Check each line below for the word "title". Then give only how many lines have it.

___ Dataset records

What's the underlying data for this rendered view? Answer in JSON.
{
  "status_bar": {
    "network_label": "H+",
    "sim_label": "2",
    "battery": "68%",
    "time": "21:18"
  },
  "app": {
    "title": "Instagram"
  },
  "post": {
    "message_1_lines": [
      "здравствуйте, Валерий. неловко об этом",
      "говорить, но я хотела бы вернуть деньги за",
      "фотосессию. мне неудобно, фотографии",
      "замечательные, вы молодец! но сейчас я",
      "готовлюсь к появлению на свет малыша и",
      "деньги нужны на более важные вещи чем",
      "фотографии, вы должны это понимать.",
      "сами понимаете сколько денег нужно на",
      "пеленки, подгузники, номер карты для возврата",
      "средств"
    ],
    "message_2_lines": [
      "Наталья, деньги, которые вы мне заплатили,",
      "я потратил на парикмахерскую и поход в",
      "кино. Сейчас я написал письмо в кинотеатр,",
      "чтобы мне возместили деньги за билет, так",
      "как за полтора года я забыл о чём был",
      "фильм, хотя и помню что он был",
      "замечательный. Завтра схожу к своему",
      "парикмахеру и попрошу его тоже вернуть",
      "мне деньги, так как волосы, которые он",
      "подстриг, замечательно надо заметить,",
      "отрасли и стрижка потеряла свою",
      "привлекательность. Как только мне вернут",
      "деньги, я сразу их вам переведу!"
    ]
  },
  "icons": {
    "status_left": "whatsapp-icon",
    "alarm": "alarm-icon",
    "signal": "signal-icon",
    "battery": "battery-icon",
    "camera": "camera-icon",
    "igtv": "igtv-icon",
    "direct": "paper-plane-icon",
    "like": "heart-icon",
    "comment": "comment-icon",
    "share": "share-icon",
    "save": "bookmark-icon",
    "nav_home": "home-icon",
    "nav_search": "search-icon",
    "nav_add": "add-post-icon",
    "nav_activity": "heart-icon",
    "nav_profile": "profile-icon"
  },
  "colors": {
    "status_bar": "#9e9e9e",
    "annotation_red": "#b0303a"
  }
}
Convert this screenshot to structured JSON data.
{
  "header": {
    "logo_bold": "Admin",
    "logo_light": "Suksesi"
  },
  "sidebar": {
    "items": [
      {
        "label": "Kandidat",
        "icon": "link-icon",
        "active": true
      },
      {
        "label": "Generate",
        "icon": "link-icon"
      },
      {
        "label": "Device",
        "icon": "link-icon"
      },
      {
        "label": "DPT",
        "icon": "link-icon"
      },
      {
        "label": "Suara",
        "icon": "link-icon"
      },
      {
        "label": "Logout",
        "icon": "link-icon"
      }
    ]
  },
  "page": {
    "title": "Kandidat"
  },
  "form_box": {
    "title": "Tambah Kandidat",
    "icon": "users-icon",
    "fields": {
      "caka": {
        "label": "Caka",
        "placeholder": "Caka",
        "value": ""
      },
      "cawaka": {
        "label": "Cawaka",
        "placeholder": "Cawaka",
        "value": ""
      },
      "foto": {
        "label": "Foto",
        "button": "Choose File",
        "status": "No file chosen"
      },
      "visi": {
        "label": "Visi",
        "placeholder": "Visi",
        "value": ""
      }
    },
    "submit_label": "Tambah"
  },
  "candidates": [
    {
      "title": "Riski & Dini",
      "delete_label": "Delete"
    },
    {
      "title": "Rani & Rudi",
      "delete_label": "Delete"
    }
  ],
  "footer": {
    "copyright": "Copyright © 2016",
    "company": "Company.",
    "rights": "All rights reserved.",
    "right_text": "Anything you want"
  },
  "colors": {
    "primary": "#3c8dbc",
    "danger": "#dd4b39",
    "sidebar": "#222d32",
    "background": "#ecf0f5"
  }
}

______

Task response
5